● Data supplied
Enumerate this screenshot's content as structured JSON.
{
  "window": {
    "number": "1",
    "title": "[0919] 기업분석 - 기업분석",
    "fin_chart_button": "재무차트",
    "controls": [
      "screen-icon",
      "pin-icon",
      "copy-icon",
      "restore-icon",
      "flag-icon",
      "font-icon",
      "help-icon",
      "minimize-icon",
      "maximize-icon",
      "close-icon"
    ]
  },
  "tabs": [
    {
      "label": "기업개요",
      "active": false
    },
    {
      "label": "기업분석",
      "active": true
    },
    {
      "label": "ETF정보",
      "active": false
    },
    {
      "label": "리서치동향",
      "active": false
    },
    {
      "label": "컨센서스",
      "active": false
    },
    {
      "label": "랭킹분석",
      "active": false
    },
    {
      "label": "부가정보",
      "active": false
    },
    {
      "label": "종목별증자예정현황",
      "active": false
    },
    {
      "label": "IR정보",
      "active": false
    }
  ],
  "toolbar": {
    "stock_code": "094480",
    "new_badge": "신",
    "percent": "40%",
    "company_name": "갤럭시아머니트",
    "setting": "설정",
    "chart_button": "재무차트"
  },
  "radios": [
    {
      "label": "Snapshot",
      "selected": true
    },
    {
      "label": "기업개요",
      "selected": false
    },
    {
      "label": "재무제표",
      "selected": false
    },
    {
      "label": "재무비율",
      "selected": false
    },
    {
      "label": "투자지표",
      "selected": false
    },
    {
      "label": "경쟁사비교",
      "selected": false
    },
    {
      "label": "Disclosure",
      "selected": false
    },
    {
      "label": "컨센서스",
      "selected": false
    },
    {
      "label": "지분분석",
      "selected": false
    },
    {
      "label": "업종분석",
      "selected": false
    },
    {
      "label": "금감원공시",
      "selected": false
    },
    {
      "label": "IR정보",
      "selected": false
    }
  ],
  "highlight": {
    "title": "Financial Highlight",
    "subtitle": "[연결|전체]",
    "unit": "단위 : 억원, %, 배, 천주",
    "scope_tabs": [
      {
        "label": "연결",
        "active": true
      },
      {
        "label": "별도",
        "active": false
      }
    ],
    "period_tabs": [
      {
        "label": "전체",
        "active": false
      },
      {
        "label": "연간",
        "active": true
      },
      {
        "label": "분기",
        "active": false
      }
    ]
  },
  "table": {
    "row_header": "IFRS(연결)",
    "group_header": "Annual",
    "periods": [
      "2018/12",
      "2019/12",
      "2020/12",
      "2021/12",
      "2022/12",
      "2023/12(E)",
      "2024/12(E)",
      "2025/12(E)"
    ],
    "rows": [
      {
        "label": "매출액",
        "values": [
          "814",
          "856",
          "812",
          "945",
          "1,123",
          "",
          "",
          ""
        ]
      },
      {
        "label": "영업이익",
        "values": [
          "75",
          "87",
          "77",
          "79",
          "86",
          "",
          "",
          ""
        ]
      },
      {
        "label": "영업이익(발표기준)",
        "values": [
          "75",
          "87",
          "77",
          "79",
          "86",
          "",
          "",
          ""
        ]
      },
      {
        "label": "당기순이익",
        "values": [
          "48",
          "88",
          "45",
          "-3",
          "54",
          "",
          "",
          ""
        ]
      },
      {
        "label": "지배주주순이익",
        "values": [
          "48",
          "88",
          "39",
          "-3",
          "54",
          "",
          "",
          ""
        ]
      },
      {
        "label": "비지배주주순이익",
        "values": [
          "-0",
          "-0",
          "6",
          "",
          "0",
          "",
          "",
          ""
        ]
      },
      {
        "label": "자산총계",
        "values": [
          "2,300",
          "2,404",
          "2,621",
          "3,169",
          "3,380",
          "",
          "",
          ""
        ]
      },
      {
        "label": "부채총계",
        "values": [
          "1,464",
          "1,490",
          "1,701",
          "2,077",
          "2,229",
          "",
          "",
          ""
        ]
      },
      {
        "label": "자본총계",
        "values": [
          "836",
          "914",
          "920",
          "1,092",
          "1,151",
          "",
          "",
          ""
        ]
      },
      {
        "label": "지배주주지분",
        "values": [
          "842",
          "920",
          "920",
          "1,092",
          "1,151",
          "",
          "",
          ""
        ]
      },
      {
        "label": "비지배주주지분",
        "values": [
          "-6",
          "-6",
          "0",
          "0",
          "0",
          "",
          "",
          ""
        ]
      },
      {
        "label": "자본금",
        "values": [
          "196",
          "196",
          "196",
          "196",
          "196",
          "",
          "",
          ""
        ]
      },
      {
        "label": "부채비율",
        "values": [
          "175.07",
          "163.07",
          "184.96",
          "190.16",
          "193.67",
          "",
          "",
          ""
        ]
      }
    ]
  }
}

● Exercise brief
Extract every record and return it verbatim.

● Exercise solution
Enumerate this screenshot's content as structured JSON.
{
  "window": {
    "number": "1",
    "title": "[0919] 기업분석 - 기업분석",
    "fin_chart_button": "재무차트",
    "controls": [
      "screen-icon",
      "pin-icon",
      "copy-icon",
      "restore-icon",
      "flag-icon",
      "font-icon",
      "help-icon",
      "minimize-icon",
      "maximize-icon",
      "close-icon"
    ]
  },
  "tabs": [
    {
      "label": "기업개요",
      "active": false
    },
    {
      "label": "기업분석",
      "active": true
    },
    {
      "label": "ETF정보",
      "active": false
    },
    {
      "label": "리서치동향",
      "active": false
    },
    {
      "label": "컨센서스",
      "active": false
    },
    {
      "label": "랭킹분석",
      "active": false
    },
    {
      "label": "부가정보",
      "active": false
    },
    {
      "label": "종목별증자예정현황",
      "active": false
    },
    {
      "label": "IR정보",
      "active": false
    }
  ],
  "toolbar": {
    "stock_code": "094480",
    "new_badge": "신",
    "percent": "40%",
    "company_name": "갤럭시아머니트",
    "setting": "설정",
    "chart_button": "재무차트"
  },
  "radios": [
    {
      "label": "Snapshot",
      "selected": true
    },
    {
      "label": "기업개요",
      "selected": false
    },
    {
      "label": "재무제표",
      "selected": false
    },
    {
      "label": "재무비율",
      "selected": false
    },
    {
      "label": "투자지표",
      "selected": false
    },
    {
      "label": "경쟁사비교",
      "selected": false
    },
    {
      "label": "Disclosure",
      "selected": false
    },
    {
      "label": "컨센서스",
      "selected": false
    },
    {
      "label": "지분분석",
      "selected": false
    },
    {
      "label": "업종분석",
      "selected": false
    },
    {
      "label": "금감원공시",
      "selected": false
    },
    {
      "label": "IR정보",
      "selected": false
    }
  ],
  "highlight": {
    "title": "Financial Highlight",
    "subtitle": "[연결|전체]",
    "unit": "단위 : 억원, %, 배, 천주",
    "scope_tabs": [
      {
        "label": "연결",
        "active": true
      },
      {
        "label": "별도",
        "active": false
      }
    ],
    "period_tabs": [
      {
        "label": "전체",
        "active": false
      },
      {
        "label": "연간",
        "active": true
      },
      {
        "label": "분기",
        "active": false
      }
    ]
  },
  "table": {
    "row_header": "IFRS(연결)",
    "group_header": "Annual",
    "periods": [
      "2018/12",
      "2019/12",
      "2020/12",
      "2021/12",
      "2022/12",
      "2023/12(E)",
      "2024/12(E)",
      "2025/12(E)"
    ],
    "rows": [
      {
        "label": "매출액",
        "values": [
          "814",
          "856",
          "812",
          "945",
          "1,123",
          "",
          "",
          ""
        ]
      },
      {
        "label": "영업이익",
        "values": [
          "75",
          "87",
          "77",
          "79",
          "86",
          "",
          "",
          ""
        ]
      },
      {
        "label": "영업이익(발표기준)",
        "values": [
          "75",
          "87",
          "77",
          "79",
          "86",
          "",
          "",
          ""
        ]
      },
      {
        "label": "당기순이익",
        "values": [
          "48",
          "88",
          "45",
          "-3",
          "54",
          "",
          "",
          ""
        ]
      },
      {
        "label": "지배주주순이익",
        "values": [
          "48",
          "88",
          "39",
          "-3",
          "54",
          "",
          "",
          ""
        ]
      },
      {
        "label": "비지배주주순이익",
        "values": [
          "-0",
          "-0",
          "6",
          "",
          "0",
          "",
          "",
          ""
        ]
      },
      {
        "label": "자산총계",
        "values": [
          "2,300",
          "2,404",
          "2,621",
          "3,169",
          "3,380",
          "",
          "",
          ""
        ]
      },
      {
        "label": "부채총계",
        "values": [
          "1,464",
          "1,490",
          "1,701",
          "2,077",
          "2,229",
          "",
          "",
          ""
        ]
      },
      {
        "label": "자본총계",
        "values": [
          "836",
          "914",
          "920",
          "1,092",
          "1,151",
          "",
          "",
          ""
        ]
      },
      {
        "label": "지배주주지분",
        "values": [
          "842",
          "920",
          "920",
          "1,092",
          "1,151",
          "",
          "",
          ""
        ]
      },
      {
        "label": "비지배주주지분",
        "values": [
          "-6",
          "-6",
          "0",
          "0",
          "0",
          "",
          "",
          ""
        ]
      },
      {
        "label": "자본금",
        "values": [
          "196",
          "196",
          "196",
          "196",
          "196",
          "",
          "",
          ""
        ]
      },
      {
        "label": "부채비율",
        "values": [
          "175.07",
          "163.07",
          "184.96",
          "190.16",
          "193.67",
          "",
          "",
          ""
        ]
      }
    ]
  }
}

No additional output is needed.